# WORK INSTRUCTIONS
Every record below should be repeated word for word, with the pictures left out.

[Stored items from a collection]
-*-*-
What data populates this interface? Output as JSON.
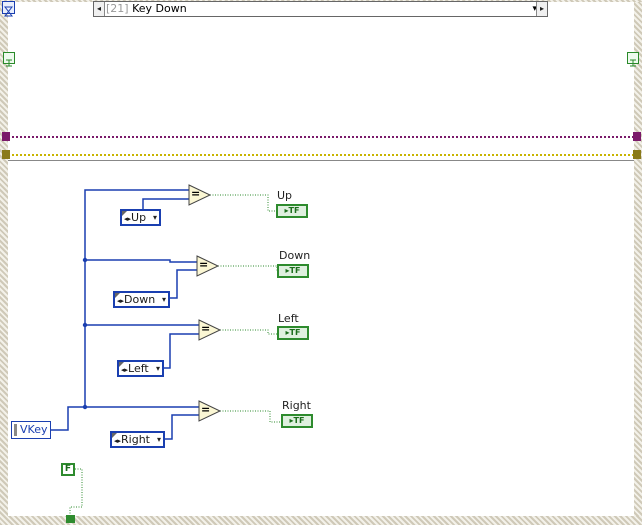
{
  "case_selector": {
    "index_label": "[21]",
    "value_label": "Key Down",
    "prev_arrow": "◂",
    "dropdown_arrow": "▾",
    "next_arrow": "▸"
  },
  "source": {
    "label": "VKey"
  },
  "comparisons": [
    {
      "constant": "Up",
      "indicator": "Up",
      "tf": "▸TF"
    },
    {
      "constant": "Down",
      "indicator": "Down",
      "tf": "▸TF"
    },
    {
      "constant": "Left",
      "indicator": "Left",
      "tf": "▸TF"
    },
    {
      "constant": "Right",
      "indicator": "Right",
      "tf": "▸TF"
    }
  ],
  "operator_symbol": "=",
  "false_constant": "F",
  "enum_dropdown_glyph": "▾",
  "enum_inc_glyph": "◂▸",
  "colors": {
    "enum_wire": "#1a3fb0",
    "bool_wire": "#2e8b2e",
    "refnum_wire": "#7a1a6a",
    "error_wire": "#c8b400"
  }
}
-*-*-
# RESPONSE
What data populates this interface? Output as JSON.
{
  "case_selector": {
    "index_label": "[21]",
    "value_label": "Key Down",
    "prev_arrow": "◂",
    "dropdown_arrow": "▾",
    "next_arrow": "▸"
  },
  "source": {
    "label": "VKey"
  },
  "comparisons": [
    {
      "constant": "Up",
      "indicator": "Up",
      "tf": "▸TF"
    },
    {
      "constant": "Down",
      "indicator": "Down",
      "tf": "▸TF"
    },
    {
      "constant": "Left",
      "indicator": "Left",
      "tf": "▸TF"
    },
    {
      "constant": "Right",
      "indicator": "Right",
      "tf": "▸TF"
    }
  ],
  "operator_symbol": "=",
  "false_constant": "F",
  "enum_dropdown_glyph": "▾",
  "enum_inc_glyph": "◂▸",
  "colors": {
    "enum_wire": "#1a3fb0",
    "bool_wire": "#2e8b2e",
    "refnum_wire": "#7a1a6a",
    "error_wire": "#c8b400"
  }
}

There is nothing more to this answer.